((

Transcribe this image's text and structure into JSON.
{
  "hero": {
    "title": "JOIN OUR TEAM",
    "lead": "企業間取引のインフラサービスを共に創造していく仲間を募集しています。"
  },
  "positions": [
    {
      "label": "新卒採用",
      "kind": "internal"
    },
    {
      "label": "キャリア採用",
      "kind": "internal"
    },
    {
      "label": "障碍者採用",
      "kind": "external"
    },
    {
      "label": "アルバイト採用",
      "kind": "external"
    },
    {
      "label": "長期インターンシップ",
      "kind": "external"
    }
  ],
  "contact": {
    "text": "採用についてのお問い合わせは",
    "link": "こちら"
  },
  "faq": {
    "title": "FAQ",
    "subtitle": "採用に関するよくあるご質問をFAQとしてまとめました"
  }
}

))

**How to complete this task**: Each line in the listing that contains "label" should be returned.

**Completed task**:
      "label": "新卒採用",
      "label": "キャリア採用",
      "label": "障碍者採用",
      "label": "アルバイト採用",
      "label": "長期インターンシップ",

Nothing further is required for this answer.